Harold Washington, Chicago’s first African-American mayor, was elected in February 1983 after a bitter fight in which he challenged Chicago to embrace reform and do away with the discriminatory and anti-democratic policies of the entrenched Democratic machine.

By the time of his death in December 1987, Washington had emerged as a national leader in the campaign for peace and social justice.

At that time Ronald Reagan was president. Then, as now, the far-right had launched an attempt to roll back the clock on equality, with affirmative action programs their chief targets. Then, as now, they sought to do this by stacking the federal court system with justices opposed to affirmative action, and Reagan had nominated Robert Bork to fill a Supreme Court vacancy.

On July 7, 1987, Washington made a speech in which he made an eloquent defense of affirmative action and called for the defeat of Bork. Bork was rejected.

The nation is met with a similar challenge today as the Bush administration nominates candidates such as Charles Pickering and Pricilla Owens to the federal courts and joins opponents of affirmative action in an attempt to outlaw the University of Michigan’s affirmative action policies.

We have published a condensed version of Washington’s 1987 speech below.

Make no mistake: if Judge Robert Bork is confirmed as a justice of the Supreme Court, affirmative action is doomed and it may take a full generation to recover.

Despite five Supreme Court decisions in the past year endorsing affirmative action, the Justice Department is continuing its challenges – and the only thing preventing them is a thin margin on the Supreme Court. And it is that margin which has been put at risk and which compels us to press our case against the confirmation of Judge Robert Bork.
At this hour of danger it’s important that we are clear with each other and with the public – that affirmative action is a critically important tool in the creation of a truly democratic society.

That clarity and emphasis is especially important in the face of the misinformation that opponents of affirmative action are putting out.

They promote three general fallacies:

The first is the idea that a social conscience is not necessary.

In the imaginary Adam Smith world of neo-conservatives, just as you should let the invisible hand rule the marketplace, you should also renounce any idea of a “social conscience,” and let creative selfishness and greed have free rein. That is if everyone acts in his or her self-interest and has an unrestricted opportunity to take care of number one, then the society as a whole will improve, a rising tide will raise all boats and economic benefits will trickle down to the bottom.

According to this theory, you don’t need a social conscience – that your own “private conscience” will suffice, so long as you are God-fearing, so long as you are a good person and so long as no one gets in your way.
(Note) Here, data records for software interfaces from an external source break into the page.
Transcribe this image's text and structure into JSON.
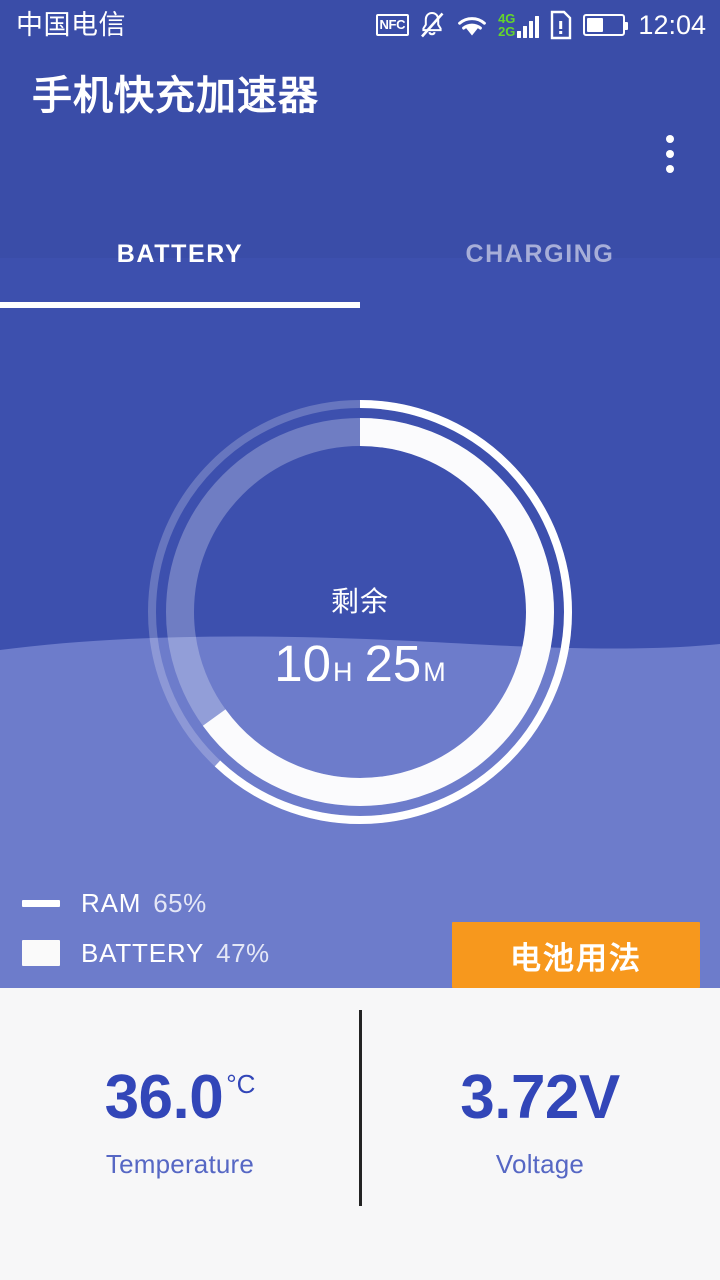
{
  "status_bar": {
    "carrier": "中国电信",
    "time": "12:04",
    "icons": {
      "nfc": "NFC",
      "mute": "bell-muted-icon",
      "wifi": "wifi-icon",
      "signal_primary": "4G",
      "signal_secondary": "2G",
      "sim_alert": "sim-card-alert-icon",
      "battery": "battery-icon"
    },
    "battery_fill_percent": 40,
    "colors": {
      "background": "#3a4da8",
      "signal_label": "#64d62a",
      "foreground": "#ffffff"
    }
  },
  "app_bar": {
    "title": "手机快充加速器",
    "overflow_menu": "overflow-menu",
    "tabs": [
      {
        "label": "BATTERY",
        "active": true
      },
      {
        "label": "CHARGING",
        "active": false
      }
    ]
  },
  "hero": {
    "remaining_label": "剩余",
    "remaining_hours": "10",
    "remaining_hours_unit": "H",
    "remaining_minutes": "25",
    "remaining_minutes_unit": "M",
    "gauge": {
      "outer_ring_percent": 62,
      "inner_ring_percent": 65,
      "start_angle_deg": 0
    },
    "legend": [
      {
        "name": "RAM",
        "value": "65%",
        "marker": "line"
      },
      {
        "name": "BATTERY",
        "value": "47%",
        "marker": "block"
      }
    ],
    "action_button": {
      "label": "电池用法",
      "color": "#f7981d"
    },
    "colors": {
      "top_background": "#3d50ae",
      "bottom_background": "#6d7ccb"
    }
  },
  "stats": {
    "items": [
      {
        "value": "36.0",
        "unit": "°C",
        "label": "Temperature"
      },
      {
        "value": "3.72V",
        "unit": "",
        "label": "Voltage"
      }
    ],
    "accent_color": "#3246b8"
  }
}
That fallacy could be called the “new selfishness” except that it’s just like the old selfishness and it’s the opposite of everything America stands for.

The second fallacy is the idea that we have reached a kind of plateau, economically and socially, where there is no longer a need for affirmative action, no need for righting the balance. As one writer put it, “the white guilt trip is over” and all social decision should be reduced to issues of “merit,” rather than of fairness or equitable distribution.

That fallacy flies in the face of studies that show, every day, in every way, things are getting a little worse for America’s minorities relative to the progress made by those in the top percentiles of assets and income.

The third fallacy is that affirmative action doesn’t work.

Affirmative action works. Where it is vigorously and enthusiastically applied, it is transforming the way we in the public sector organize, the way we do business and the way we impact the private sector and society at large.

Chicago has been characterized as the most segregated city in the United States, a city they said could never change. And yet Chicago has indeed changed in four years and it’s continuing to change and grow in a new spirit of cooperation and partnership – largely because we had the courage to take the bull by the horns, ignore the conventional wisdom that Americans were tired of social progress and had turned to the right. Instead, we make affirmative action one of our highest priorities.

Throughout American history many of our social gains and much of our progress toward democracy were made possible by the active intervention of the federal government. What is so remarkable about the success of affirmative action is that it has been accomplished despite the Justice Department and the policies of the federal government. Affirmative action works but we’re going to need to muster all our political resources if we are to keep it in place.